▶ [REQUIREMENT] The reply should be one number: how many lines of the data below contain "text".

▶ [EXTRACTED INFORMATION]
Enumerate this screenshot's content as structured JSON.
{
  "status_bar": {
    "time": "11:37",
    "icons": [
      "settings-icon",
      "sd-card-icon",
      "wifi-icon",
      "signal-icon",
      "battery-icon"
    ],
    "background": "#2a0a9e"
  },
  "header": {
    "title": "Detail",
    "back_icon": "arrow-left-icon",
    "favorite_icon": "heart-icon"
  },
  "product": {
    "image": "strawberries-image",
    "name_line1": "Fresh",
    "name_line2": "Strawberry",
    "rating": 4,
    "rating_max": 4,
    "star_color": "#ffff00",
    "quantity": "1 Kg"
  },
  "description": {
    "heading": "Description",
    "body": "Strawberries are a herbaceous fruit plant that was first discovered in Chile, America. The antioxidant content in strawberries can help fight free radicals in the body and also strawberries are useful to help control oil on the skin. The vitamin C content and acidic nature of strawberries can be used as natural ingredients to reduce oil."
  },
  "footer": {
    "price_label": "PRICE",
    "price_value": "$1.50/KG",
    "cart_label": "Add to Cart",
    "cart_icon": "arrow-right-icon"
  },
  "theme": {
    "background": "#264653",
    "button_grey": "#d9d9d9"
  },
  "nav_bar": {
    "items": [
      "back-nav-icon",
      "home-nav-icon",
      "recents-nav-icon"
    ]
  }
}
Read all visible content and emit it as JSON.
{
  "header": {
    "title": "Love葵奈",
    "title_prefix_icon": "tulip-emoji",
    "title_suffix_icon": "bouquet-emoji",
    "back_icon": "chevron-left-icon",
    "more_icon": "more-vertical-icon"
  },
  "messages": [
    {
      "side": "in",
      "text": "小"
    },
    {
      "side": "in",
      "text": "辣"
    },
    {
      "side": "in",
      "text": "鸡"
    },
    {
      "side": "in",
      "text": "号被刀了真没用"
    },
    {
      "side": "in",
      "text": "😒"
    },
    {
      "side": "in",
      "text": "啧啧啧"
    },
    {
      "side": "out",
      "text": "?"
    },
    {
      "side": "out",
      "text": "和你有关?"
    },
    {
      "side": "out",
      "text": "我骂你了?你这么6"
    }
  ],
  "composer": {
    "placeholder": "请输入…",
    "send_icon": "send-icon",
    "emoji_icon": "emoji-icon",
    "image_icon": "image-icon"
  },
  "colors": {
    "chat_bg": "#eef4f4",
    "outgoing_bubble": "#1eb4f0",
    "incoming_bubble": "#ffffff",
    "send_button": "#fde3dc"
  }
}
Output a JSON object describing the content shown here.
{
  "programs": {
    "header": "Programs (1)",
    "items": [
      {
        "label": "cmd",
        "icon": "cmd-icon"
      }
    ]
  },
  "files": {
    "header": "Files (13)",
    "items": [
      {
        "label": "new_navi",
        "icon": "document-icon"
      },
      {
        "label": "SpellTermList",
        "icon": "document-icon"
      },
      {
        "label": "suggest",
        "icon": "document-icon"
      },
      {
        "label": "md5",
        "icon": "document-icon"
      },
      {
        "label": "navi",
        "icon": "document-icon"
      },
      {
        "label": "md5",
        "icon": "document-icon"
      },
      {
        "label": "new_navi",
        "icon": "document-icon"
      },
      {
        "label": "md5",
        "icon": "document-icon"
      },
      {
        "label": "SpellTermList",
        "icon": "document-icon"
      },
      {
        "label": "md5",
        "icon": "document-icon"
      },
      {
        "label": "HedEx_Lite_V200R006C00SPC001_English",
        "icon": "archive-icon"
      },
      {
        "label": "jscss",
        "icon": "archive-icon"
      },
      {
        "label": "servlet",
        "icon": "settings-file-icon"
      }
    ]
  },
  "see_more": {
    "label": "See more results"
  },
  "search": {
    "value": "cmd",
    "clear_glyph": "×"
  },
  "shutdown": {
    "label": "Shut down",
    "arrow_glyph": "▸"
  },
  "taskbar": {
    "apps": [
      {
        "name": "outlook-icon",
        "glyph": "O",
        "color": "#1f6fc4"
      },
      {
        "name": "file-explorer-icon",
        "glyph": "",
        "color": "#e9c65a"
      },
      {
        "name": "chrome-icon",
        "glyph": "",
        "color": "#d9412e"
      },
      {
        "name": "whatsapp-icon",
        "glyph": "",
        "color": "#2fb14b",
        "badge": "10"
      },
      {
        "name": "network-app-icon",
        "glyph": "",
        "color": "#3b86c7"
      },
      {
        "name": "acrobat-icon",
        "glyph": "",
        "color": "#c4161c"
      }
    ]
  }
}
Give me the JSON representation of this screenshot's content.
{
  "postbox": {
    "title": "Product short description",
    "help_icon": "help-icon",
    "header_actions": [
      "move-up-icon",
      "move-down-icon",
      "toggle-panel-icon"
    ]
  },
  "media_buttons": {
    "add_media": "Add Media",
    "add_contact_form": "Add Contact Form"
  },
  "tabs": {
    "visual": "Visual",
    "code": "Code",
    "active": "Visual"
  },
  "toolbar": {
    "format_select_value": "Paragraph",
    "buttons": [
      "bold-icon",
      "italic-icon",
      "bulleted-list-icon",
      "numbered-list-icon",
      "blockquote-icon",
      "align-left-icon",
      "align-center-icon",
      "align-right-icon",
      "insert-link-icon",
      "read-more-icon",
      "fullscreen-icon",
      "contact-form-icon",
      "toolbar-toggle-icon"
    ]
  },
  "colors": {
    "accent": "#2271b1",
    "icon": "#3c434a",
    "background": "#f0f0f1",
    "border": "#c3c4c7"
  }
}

▶ [ANSWER SPACE] 9